- Lutein zeaxanthin- 9 μg
- Vitamin A- 20 IU
- Thiamine(B1)- 0.341 mg
- Riboavin(B2)- 0.15 mg
- Niacin(B3)- 1.125 mg
- Pantothenic acid(B5)- 0.570 mg
- Vitamin B6- 0.537 mg
- Folate(B9)- 98 μg
- Vitamin C- 1.3 mg
- Vitamin E- 0.7 mg
- Vitamin K- 2.7 μg 2
While walnut has an impressive vitamin collection, its true nutritional value does not end there. There are various essential metals and ions contained, not to mention dietary fiber, proteins and energy.
Other nutritional constituents of walnuts and their quantities in every 100g include:
- Energy 2,738kJ (654Kcal)
- Carbohydrates 13.71
- Starch 0.06
- Sugars 2.61
- Lactose 0
- Dietary fiber 6.7
- Total Fat 65.21
- Saturated fat 6.126
- Monounsaturated fat 8.933
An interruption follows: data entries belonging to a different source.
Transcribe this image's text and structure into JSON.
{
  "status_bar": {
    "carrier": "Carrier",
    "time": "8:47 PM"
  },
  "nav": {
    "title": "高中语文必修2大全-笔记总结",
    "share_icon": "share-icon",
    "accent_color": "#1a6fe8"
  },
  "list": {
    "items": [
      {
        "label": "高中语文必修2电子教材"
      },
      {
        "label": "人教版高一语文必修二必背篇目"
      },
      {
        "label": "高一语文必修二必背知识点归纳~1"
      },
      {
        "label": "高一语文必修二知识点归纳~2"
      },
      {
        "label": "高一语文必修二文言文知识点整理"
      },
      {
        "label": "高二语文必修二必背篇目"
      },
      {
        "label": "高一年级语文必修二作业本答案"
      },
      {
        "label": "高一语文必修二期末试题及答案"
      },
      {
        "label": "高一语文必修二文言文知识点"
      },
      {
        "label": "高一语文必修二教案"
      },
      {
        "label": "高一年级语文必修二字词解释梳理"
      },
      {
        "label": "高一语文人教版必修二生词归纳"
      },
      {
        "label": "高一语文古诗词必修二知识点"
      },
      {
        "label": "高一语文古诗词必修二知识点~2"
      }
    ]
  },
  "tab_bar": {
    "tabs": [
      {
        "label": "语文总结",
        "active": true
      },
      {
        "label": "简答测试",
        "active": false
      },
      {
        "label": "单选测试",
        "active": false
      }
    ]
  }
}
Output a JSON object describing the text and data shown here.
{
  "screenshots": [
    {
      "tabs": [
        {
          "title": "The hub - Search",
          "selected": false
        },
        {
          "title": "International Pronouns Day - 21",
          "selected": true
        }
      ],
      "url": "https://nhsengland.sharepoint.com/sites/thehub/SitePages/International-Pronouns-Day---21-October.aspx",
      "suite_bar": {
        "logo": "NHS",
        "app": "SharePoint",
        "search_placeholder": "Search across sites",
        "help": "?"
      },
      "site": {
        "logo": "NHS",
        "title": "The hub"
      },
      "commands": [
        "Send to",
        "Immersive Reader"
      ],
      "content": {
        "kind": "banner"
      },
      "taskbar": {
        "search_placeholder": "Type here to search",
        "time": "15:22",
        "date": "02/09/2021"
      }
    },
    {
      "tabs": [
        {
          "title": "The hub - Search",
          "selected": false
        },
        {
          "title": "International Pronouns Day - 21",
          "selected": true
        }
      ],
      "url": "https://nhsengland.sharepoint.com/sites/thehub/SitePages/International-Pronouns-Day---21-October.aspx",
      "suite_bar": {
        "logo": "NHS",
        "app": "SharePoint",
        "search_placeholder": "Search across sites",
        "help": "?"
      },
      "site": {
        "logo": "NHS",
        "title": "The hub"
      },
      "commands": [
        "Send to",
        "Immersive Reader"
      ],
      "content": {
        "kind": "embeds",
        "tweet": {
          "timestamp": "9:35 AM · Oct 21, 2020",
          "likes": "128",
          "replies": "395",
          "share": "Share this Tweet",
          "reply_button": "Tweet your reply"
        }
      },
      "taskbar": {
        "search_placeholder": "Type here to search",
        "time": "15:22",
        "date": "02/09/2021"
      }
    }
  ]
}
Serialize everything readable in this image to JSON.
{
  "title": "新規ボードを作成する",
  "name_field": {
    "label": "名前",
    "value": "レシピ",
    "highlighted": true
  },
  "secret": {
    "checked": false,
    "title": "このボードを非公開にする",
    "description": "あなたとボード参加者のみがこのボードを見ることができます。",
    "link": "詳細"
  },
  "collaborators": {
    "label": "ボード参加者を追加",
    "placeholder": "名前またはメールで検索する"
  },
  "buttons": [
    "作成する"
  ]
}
- Polyunsaturated fat 47.174
- Protein 15.23
How to include walnuts in our diet
According to Havard Health Publishing.4, an ounce of walnuts daily significantly increases your chances of keeping heart conditions at bay. There are a number of ways to integrate walnuts into your diet and still enjoy them.
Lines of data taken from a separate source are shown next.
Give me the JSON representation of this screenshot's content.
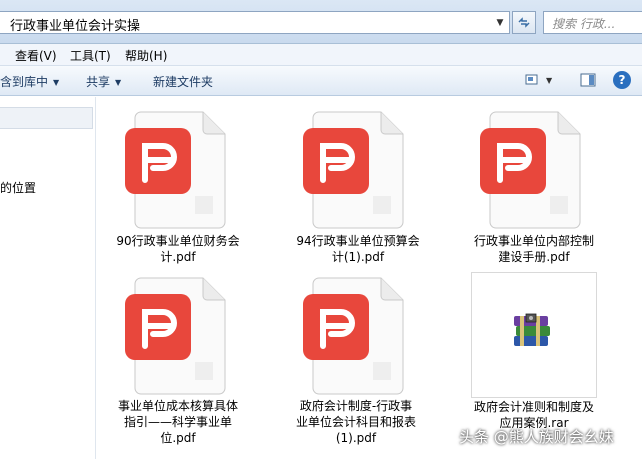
{
  "address": {
    "path": "行政事业单位会计实操",
    "search_placeholder": "搜索 行政..."
  },
  "menu": [
    "查看(V)",
    "工具(T)",
    "帮助(H)"
  ],
  "toolbar": {
    "include_library": "包含到库中",
    "share": "共享",
    "new_folder": "新建文件夹"
  },
  "sidebar": {
    "item": "的位置"
  },
  "files": [
    {
      "name_lines": [
        "90行政事业单位财务会",
        "计.pdf"
      ],
      "type": "pdf"
    },
    {
      "name_lines": [
        "94行政事业单位预算会",
        "计(1).pdf"
      ],
      "type": "pdf"
    },
    {
      "name_lines": [
        "行政事业单位内部控制",
        "建设手册.pdf"
      ],
      "type": "pdf"
    },
    {
      "name_lines": [
        "事业单位成本核算具体",
        "指引——科学事业单",
        "位.pdf"
      ],
      "type": "pdf"
    },
    {
      "name_lines": [
        "政府会计制度-行政事",
        "业单位会计科目和报表",
        "(1).pdf"
      ],
      "type": "pdf"
    },
    {
      "name_lines": [
        "政府会计准则和制度及",
        "应用案例.rar"
      ],
      "type": "rar"
    }
  ],
  "watermark": "头条 @熊人族财会幺妹",
  "colors": {
    "pdf_red": "#e8473c",
    "toolbar_bg": "#dfe9f5",
    "rar_purple": "#6a3fa0"
  }
}
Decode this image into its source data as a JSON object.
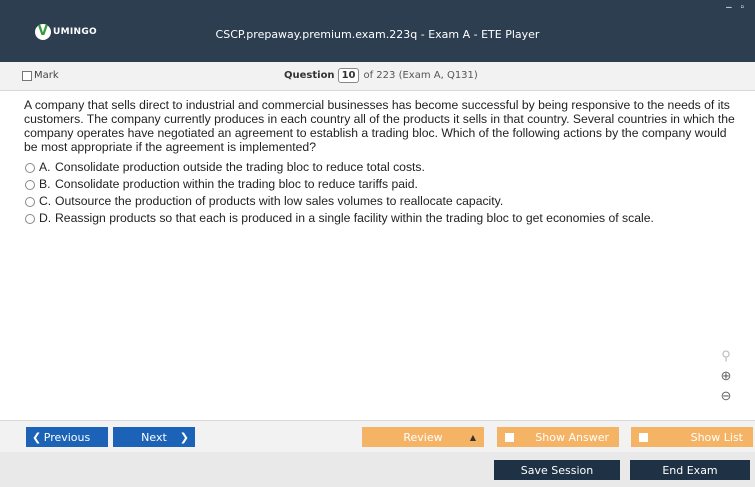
{
  "window": {
    "title": "CSCP.prepaway.premium.exam.223q - Exam A - ETE Player",
    "logo_text": "UMINGO",
    "logo_mark": "V",
    "controls": "– ▫"
  },
  "question_bar": {
    "mark_label": "Mark",
    "question_label": "Question",
    "question_number": "10",
    "of_text": "of 223 (Exam A, Q131)"
  },
  "question": {
    "text": "A company that sells direct to industrial and commercial businesses has become successful by being responsive to the needs of its customers. The company currently produces in each country all of the products it sells in that country. Several countries in which the company operates have negotiated an agreement to establish a trading bloc. Which of the following actions by the company would be most appropriate if the agreement is implemented?",
    "options": [
      {
        "letter": "A.",
        "text": "Consolidate production outside the trading bloc to reduce total costs."
      },
      {
        "letter": "B.",
        "text": "Consolidate production within the trading bloc to reduce tariffs paid."
      },
      {
        "letter": "C.",
        "text": "Outsource the production of products with low sales volumes to reallocate capacity."
      },
      {
        "letter": "D.",
        "text": "Reassign products so that each is produced in a single facility within the trading bloc to get economies of scale."
      }
    ]
  },
  "zoom": {
    "search_icon": "⚲",
    "zoom_in_icon": "⊕",
    "zoom_out_icon": "⊖"
  },
  "nav": {
    "previous_label": "Previous",
    "next_label": "Next",
    "review_label": "Review",
    "show_answer_label": "Show Answer",
    "show_list_label": "Show List",
    "save_session_label": "Save Session",
    "end_exam_label": "End Exam"
  },
  "colors": {
    "titlebar": "#2c3e50",
    "nav_blue": "#1c63b7",
    "orange": "#f5b366",
    "dark_button": "#1f3245"
  }
}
- Sprinkling them directly into your hot or cold cereals.
- They are excellent additions to salads (especially vegetable salads)
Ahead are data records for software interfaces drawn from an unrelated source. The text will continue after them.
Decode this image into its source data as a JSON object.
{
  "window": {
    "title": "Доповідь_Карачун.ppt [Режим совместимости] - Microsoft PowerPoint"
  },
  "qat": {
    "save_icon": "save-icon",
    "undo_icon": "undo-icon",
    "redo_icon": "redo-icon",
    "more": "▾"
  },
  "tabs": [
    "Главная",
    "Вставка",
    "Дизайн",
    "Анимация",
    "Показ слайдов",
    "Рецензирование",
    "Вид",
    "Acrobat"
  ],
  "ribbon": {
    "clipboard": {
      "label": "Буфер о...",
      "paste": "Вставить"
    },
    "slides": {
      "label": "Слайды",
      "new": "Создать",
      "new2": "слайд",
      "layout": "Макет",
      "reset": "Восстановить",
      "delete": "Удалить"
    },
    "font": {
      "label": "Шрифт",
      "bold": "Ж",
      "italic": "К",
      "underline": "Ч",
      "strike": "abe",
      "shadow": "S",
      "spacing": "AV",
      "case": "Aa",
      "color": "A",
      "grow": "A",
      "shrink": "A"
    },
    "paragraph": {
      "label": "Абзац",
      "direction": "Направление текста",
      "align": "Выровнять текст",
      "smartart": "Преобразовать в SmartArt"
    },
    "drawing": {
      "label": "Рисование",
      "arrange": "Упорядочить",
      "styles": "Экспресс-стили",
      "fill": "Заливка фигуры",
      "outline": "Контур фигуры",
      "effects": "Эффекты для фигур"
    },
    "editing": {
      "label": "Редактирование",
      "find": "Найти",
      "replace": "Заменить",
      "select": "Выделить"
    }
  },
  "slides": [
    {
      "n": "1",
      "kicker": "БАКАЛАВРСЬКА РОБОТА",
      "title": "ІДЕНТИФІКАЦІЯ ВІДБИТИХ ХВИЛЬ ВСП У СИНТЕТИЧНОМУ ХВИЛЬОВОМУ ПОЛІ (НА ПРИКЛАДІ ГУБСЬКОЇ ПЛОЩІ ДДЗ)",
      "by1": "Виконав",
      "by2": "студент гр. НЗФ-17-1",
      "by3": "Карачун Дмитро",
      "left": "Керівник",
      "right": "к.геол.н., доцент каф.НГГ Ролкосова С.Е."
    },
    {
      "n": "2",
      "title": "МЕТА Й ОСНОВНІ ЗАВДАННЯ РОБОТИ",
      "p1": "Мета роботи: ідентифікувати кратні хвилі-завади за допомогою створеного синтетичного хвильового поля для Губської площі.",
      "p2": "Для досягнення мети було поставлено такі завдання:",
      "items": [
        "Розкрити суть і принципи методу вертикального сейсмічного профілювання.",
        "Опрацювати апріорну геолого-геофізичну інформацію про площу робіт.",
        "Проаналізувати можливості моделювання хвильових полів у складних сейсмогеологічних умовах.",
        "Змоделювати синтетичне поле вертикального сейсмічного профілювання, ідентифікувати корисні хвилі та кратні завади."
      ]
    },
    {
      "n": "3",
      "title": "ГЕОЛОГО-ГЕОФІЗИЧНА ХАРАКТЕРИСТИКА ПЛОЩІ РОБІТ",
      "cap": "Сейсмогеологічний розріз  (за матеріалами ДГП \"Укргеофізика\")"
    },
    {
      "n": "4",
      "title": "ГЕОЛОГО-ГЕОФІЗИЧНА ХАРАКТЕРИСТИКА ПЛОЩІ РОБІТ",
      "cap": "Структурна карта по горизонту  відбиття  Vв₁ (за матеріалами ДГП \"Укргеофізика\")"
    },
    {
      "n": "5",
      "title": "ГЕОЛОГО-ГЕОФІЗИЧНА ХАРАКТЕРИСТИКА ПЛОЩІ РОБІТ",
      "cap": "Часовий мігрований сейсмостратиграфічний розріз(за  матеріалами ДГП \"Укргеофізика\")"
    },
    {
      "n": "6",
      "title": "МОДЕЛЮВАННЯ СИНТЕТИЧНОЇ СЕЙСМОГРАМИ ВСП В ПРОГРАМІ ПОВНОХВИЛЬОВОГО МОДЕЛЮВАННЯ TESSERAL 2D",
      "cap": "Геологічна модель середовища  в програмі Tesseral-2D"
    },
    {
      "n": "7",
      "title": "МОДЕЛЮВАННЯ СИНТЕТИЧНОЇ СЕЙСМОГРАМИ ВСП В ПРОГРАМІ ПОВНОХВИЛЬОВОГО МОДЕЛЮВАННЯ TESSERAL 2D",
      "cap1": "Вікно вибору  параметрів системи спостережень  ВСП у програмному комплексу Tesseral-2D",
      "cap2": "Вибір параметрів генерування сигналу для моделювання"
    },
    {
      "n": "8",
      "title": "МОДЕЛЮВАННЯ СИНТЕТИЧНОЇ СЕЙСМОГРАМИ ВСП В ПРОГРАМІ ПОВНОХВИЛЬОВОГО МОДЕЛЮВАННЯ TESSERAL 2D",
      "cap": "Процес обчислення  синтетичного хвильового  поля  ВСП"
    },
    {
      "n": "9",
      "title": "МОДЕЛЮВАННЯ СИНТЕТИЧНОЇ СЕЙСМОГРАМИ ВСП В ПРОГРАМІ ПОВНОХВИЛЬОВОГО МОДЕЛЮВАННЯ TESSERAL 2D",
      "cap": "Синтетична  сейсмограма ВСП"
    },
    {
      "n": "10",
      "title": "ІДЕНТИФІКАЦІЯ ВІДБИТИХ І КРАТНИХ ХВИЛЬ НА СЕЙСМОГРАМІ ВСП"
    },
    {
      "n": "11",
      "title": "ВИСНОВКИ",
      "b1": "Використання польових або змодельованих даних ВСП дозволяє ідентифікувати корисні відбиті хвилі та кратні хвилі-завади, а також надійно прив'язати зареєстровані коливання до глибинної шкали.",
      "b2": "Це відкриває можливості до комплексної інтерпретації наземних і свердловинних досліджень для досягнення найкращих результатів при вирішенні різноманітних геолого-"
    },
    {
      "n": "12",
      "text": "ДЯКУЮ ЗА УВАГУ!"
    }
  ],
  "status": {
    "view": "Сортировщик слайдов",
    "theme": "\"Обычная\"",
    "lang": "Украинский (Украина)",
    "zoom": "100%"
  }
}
- You could use them as topping for baked treats such as muffins, pancakes, and even bread.
- Walnuts are also tasty when used as a crust when serving proteins (either chicken or fish)
Some people still prefer just enjoying walnuts as they are. An easy way of doing this is soaking them in water through the night. Then take them out of their shells and bake or lightly stir-fry them in the morning. Allow to cool and enjoy.
How much is enough?
While walnuts are great and have so many benefits, it is best not to get carried away while enjoying them. There is no hard and fast rule on the upper limit for the intake of walnuts. At least none that has been proven. However, an ounce (about a handful) should be enough for your dietary needs.
As a result of its high fiber content, overindulgence could result in bloating, diarrhea, and even stomach pain. In some people, it could result in constipation, similar to most other nuts. According to Seyit and Turan.2 a handful of walnuts contain multiple times the nutritional value of other shelled nuts.
Basically, more than a handful is simply an indulgence and more than 3 or 4 handfuls is becoming excessive.
The health benefits of walnuts are quite diverse. They range from the development and protection of mental health. To the protection of the skin from ultraviolet light and its rejuvenation. Its part in the boosting of the immune system as a result of its antioxidizing characteristics is also vital.
- RajaramS., PhD, Cofán M., DPharm, PhD, Sala-Vila A., DPharm, PhD, Haddad E., RD, DrPH, Serra-Mir M., RD, Bitok E., RD, DrPH, Roth I., RD, PhD, Freitas-Simoes T.M., RD, Amandeep Kaur, MPH, Valls-Pedret C., MSc, Doménech M., MD, PhD, Oda K., MPH, Dolores Corella, PhD, Sabaté J., MD, DrPH, Ros E., MD, PhD(2021). Effects of Walnuts Consumption for 2 Years on Lipoprotein Subclasses Among Healthy Elders. Circulation, 114(19) Pp. 1083-1084. https://doi.org/10.1161/CIRCULATIONAHA.121.054051
- Seyit M.Ş., Turan K. (2020) The Nutritional Value of Walnut. Journal of Hygienic Engineering and Design. 11(68). Online Source: https://www.researchgate.net/publication/320445322_The_nutritional_value_of_walnut
- Abhi, C. and Ved, C. (2020) Beneficial Effects of Walnuts on Cognition and Brain Health. Nutrients, 12(2) pp. 550. Doi: 10.3390/nu12020550.
- Harvard Health Publishing (2021). Nutrition- Walnuts: A worthy addition to your daily diet? Online Source: https://www.health.harvard.edu/blog/walnuts-a-worthy-addition-to-your-daily-diet-202111172640 Accessed on March 23, 2023.
- Buscemi, S., Corleo, D., Di Pace, F., Petroni, M. L., Satriano, A., & Marchesini, G. (2018). The Effect of Lutein on Eye and Extra-Eye Health. Nutrients, 10(9), 1321. https://doi.org/10.3390/nu10091321
- Shields, H. J., Traa, A., & Van Raamsdonk, J. M. (2021). Beneficial and Detrimental Effects of Reactive Oxygen Species on Lifespan: A Comprehensive Review of Comparative and Experimental Studies. Frontiers in cell and developmental biology, 9, 628157. https://doi.org/10.3389/fcell.2021.628157
- Cleveland Clinic (2022). Skin Care & Beauty- Vitamin E for Skin: What Does It Do? Online Source: https://health.clevelandclinic.org/vitamin-e-for-skin-health/ Accessed on March 23, 2023.